— December 22, 2018
Have you ever seen a surprisingly simple product do exceptionally well and thought, “Why didn’t I think of that?” or “How did that brand become so successful?” I recently found myself asking those same questions about the Elf on the Shelf phenomenon. And, when I learned that this multi-million-dollar company is headquartered in Atlanta, then I really wondered about the cause of our neighbor’s success.
If you’re a parent (or also just don’t live under a rock) then you’ve heard about Elf on the Shelf: a storybook and “magical” elf doll that emerge each December. The premise is simple. The book, titled ‘The Elf on the Shelf: A Christmas Tradition,’ comes with a pixie elf doll whose job is to keep an eye on the kids of the household and report back to Santa each night. In the morning, children wake to find their elf in a new spot in the house, who is often pulling funny stunts and getting into some kind of social-media-share-worthy mischief. It’s impossible to avoid the trending #elfontheshelf hashtag that swamps social media each holiday season.

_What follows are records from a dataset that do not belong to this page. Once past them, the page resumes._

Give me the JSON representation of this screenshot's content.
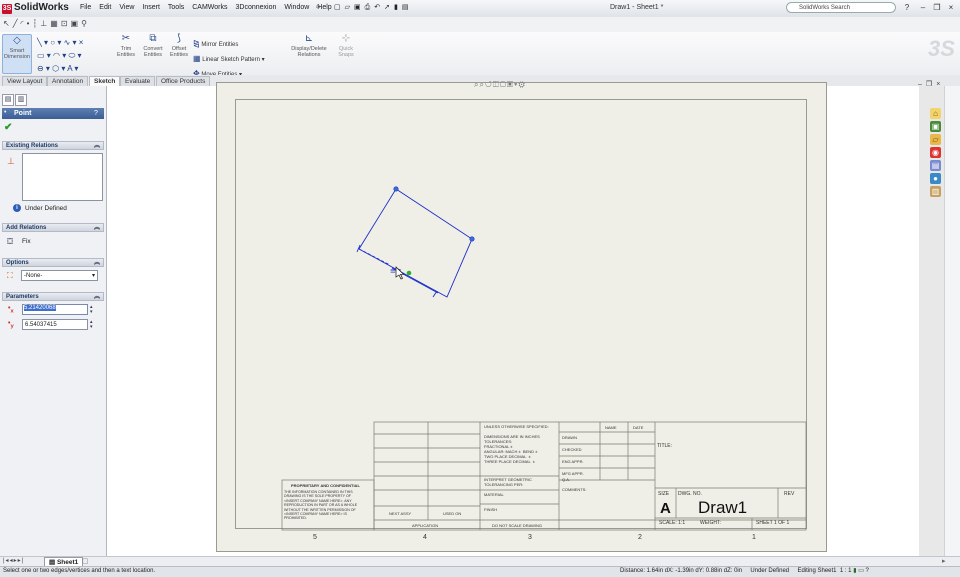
{
  "app": {
    "logo_text": "SolidWorks",
    "doc_title": "Draw1 - Sheet1 *"
  },
  "menu": [
    "File",
    "Edit",
    "View",
    "Insert",
    "Tools",
    "CAMWorks",
    "3Dconnexion",
    "Window",
    "Help"
  ],
  "search": {
    "placeholder": "SolidWorks Search"
  },
  "command_manager": {
    "smart_dimension": "Smart Dimension",
    "trim_entities": "Trim Entities",
    "convert_entities": "Convert Entities",
    "offset_entities": "Offset Entities",
    "mirror_entities": "Mirror Entities",
    "linear_sketch_pattern": "Linear Sketch Pattern",
    "move_entities": "Move Entities",
    "display_delete_relations": "Display/Delete Relations",
    "quick_snaps": "Quick Snaps"
  },
  "tabs": [
    {
      "label": "View Layout"
    },
    {
      "label": "Annotation"
    },
    {
      "label": "Sketch"
    },
    {
      "label": "Evaluate"
    },
    {
      "label": "Office Products"
    }
  ],
  "property_manager": {
    "title": "Point",
    "help": "?",
    "existing_relations": {
      "header": "Existing Relations",
      "status": "Under Defined"
    },
    "add_relations": {
      "header": "Add Relations",
      "fix_label": "Fix"
    },
    "options": {
      "header": "Options",
      "selected": "-None-"
    },
    "parameters": {
      "header": "Parameters",
      "x_label": "x",
      "y_label": "y",
      "x_value": "5.21420068",
      "y_value": "6.54037415"
    }
  },
  "sheet": {
    "zones": [
      "5",
      "4",
      "3",
      "2",
      "1"
    ],
    "title_block": {
      "unless_note": "UNLESS OTHERWISE SPECIFIED:",
      "dims_note": "DIMENSIONS ARE IN INCHES\nTOLERANCES:\nFRACTIONAL ±\nANGULAR: MACH ±  BEND ±\nTWO PLACE DECIMAL  ±\nTHREE PLACE DECIMAL  ±",
      "name": "NAME",
      "date": "DATE",
      "drawn": "DRAWN",
      "checked": "CHECKED",
      "eng_appr": "ENG APPR.",
      "mfg_appr": "MFG APPR.",
      "qa": "Q.A.",
      "comments": "COMMENTS:",
      "interpret": "INTERPRET GEOMETRIC\nTOLERANCING PER:",
      "material": "MATERIAL",
      "finish": "FINISH",
      "next_assy": "NEXT ASSY",
      "used_on": "USED ON",
      "application": "APPLICATION",
      "do_not_scale": "DO NOT SCALE DRAWING",
      "proprietary_head": "PROPRIETARY AND CONFIDENTIAL",
      "proprietary_body": "THE INFORMATION CONTAINED IN THIS\nDRAWING IS THE SOLE PROPERTY OF\n<INSERT COMPANY NAME HERE>. ANY\nREPRODUCTION IN PART OR AS A WHOLE\nWITHOUT THE WRITTEN PERMISSION OF\n<INSERT COMPANY NAME HERE> IS\nPROHIBITED.",
      "title_label": "TITLE:",
      "size_label": "SIZE",
      "dwg_no_label": "DWG.  NO.",
      "rev_label": "REV",
      "size_value": "A",
      "dwg_no_value": "Draw1",
      "scale": "SCALE: 1:1",
      "weight": "WEIGHT:",
      "sheet": "SHEET 1 OF 1"
    }
  },
  "sheet_tab": "Sheet1",
  "status": {
    "left": "Select one or two edges/vertices and then a text location.",
    "distance": "Distance: 1.64in  dX: -1.39in  dY: 0.88in  dZ: 0in",
    "defined": "Under Defined",
    "editing": "Editing Sheet1",
    "scale": "1 : 1"
  },
  "colors": {
    "sketch": "#1a2ccc",
    "sheet": "#efefe7",
    "header_blue": "#3a5d95",
    "selection": "#3d6fd0"
  }
}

Since the brand’s inception in 2005, over 11 million copies have been sold. Or, as the company states, “More than 11 million elves have been “adopted” in the U.S. and beyond – from Mexico to the U.K. to Zimbabwe.” The “adoption” terminology reflects the company’s dedication to its brand story – that each elf becomes part of a family and part of a holiday tradition. Today it seems that Elf on the Shelf is as common a tradition as decorating cookies throughout the month of December.
Developing the Elf on the Shelf Brand Story:
So, just what transformed this particular book and doll into a holiday sensation? Well, part of the answer is the sheer simplicity of the brand’s story. The parent company, Creatively Classic Activities and Books, was born out of a passion project by founders, Carol Aebersold and her twin daughters, Chanda Bell and Christa Pitts. They had a “magical” elf in their own family for years before they thought to bring this idea to the public. While Elf on the Shelf certainly appeals to parents by promoting good behavior (so their kids make the “nice list”), it also embodies a greater purpose. In this CNN business article, Bell states, “We want the message to be that Christmas time isn’t just about what you get. It’s about families doing things together. The spirit of the season is about kindness, sharing and learning about self-control.”
A great, brand story always starts with why: why you do what you do, not how you do it or what you do. For the founders of Elf on the Shelf that “why” was intrinsic: to share a cherished Christmas tradition with others and to help families create joyful moments and memories. For them, it was about much more than selling a product. And for customers, that product is more than a simple toy. The brand transformed into a holiday tradition, a shareable story, a community, and a customer experience that lasts year-round.
Transforming your own Brand Story:
Of course, having a brand story that revolves around adopting elves from the North Pole appears much more consumer-friendly on the surface. And, while that may be true, every brand – from B2B, B2C, SaaS, and CPG – has a unique, shareable story. No matter what industry you’re in, there is a human to connect with on the other end. In fact, I suggest removing B2B and B2C from your language as you think of brand messaging. Your message should always come across as human-to-human. People simply don’t want to (or have to) interact with brands that sound self-promotional and interruptive. They want to interact with humans – and humans are authentic, vulnerable, transparent, responsive, emotive, relatable and conversational. Does your brand messaging have these characteristics? Think of how your story is being communicated both internally and externally. Is it simple, clear and aligned? Find out if your brand passes that test and learn more by downloading our Transformational Marketing e-book.